• **LISTED RECORDS**
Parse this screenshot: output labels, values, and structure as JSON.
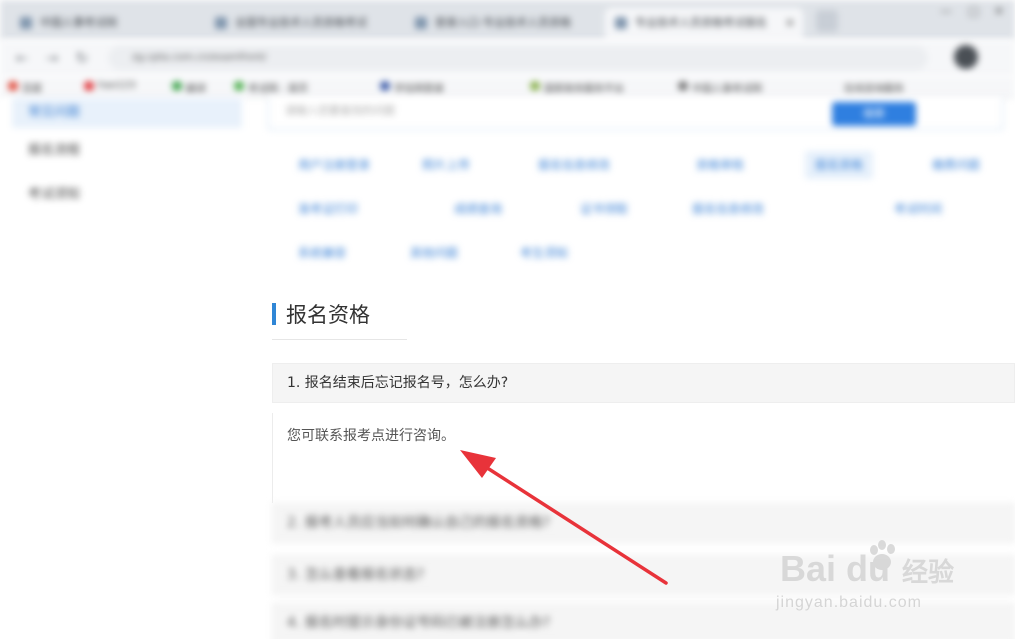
{
  "browser": {
    "tabs": [
      {
        "label": "中国人事考试网"
      },
      {
        "label": "全国专业技术人员资格考试"
      },
      {
        "label": "登录入口-专业技术人员资格"
      },
      {
        "label": "专业技术人员资格考试报名"
      }
    ],
    "address": "zg.cpta.com.cn/examfront/",
    "bookmarks": [
      "百度",
      "hao123",
      "翻译",
      "考试网 - 首页",
      "学信网登录",
      "国家政务服务平台",
      "中国人事考试网",
      "在线咨询服务"
    ]
  },
  "sidebar": {
    "items": [
      {
        "label": "常见问题"
      },
      {
        "label": "报名流程"
      },
      {
        "label": "考试须知"
      }
    ]
  },
  "search": {
    "placeholder": "请输入您要查找的问题",
    "button": "搜索"
  },
  "categories": {
    "row1": [
      "用户注册登录",
      "照片上传",
      "报名信息修改",
      "资格审核",
      "报名资格",
      "缴费问题"
    ],
    "row2": [
      "准考证打印",
      "成绩查询",
      "证书领取",
      "报名信息修改",
      "考试时间"
    ],
    "row3": [
      "系统兼容",
      "其他问题",
      "考生须知"
    ]
  },
  "section": {
    "title": "报名资格"
  },
  "faq": [
    {
      "question": "1. 报名结束后忘记报名号，怎么办?",
      "answer": "您可联系报考点进行咨询。"
    },
    {
      "question": "2. 报考人员应当如何确认自己的报名资格?"
    },
    {
      "question": "3. 怎么查看报名状态?"
    },
    {
      "question": "4. 报名时提示身份证号码已被注册怎么办?"
    }
  ],
  "watermark": {
    "logo": "Bai du",
    "name": "经验",
    "url": "jingyan.baidu.com"
  },
  "colors": {
    "accent": "#2f86d6",
    "arrow": "#e8333a"
  }
}
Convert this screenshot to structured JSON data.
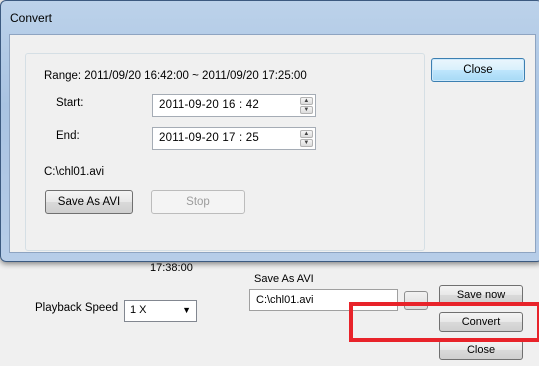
{
  "background": {
    "time": "17:38:00",
    "playback_speed_label": "Playback Speed",
    "playback_speed_value": "1 X",
    "save_as_avi_label": "Save As AVI",
    "save_path": "C:\\chl01.avi",
    "save_now_label": "Save now",
    "convert_label": "Convert",
    "close_label": "Close"
  },
  "dialog": {
    "title": "Convert",
    "range": "Range: 2011/09/20 16:42:00 ~ 2011/09/20 17:25:00",
    "start_label": "Start:",
    "start_value": "2011-09-20  16 : 42",
    "end_label": "End:",
    "end_value": "2011-09-20  17 : 25",
    "file_path": "C:\\chl01.avi",
    "save_as_avi_label": "Save As AVI",
    "stop_label": "Stop",
    "close_label": "Close"
  },
  "colors": {
    "highlight": "#e8232a",
    "dialog_frame": "#a9c3e2"
  }
}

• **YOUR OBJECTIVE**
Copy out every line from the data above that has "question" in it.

• **ANSWER TO THIS TASK**
      "question": "1. 报名结束后忘记报名号，怎么办?",
      "question": "2. 报考人员应当如何确认自己的报名资格?"
      "question": "3. 怎么查看报名状态?"
      "question": "4. 报名时提示身份证号码已被注册怎么办?"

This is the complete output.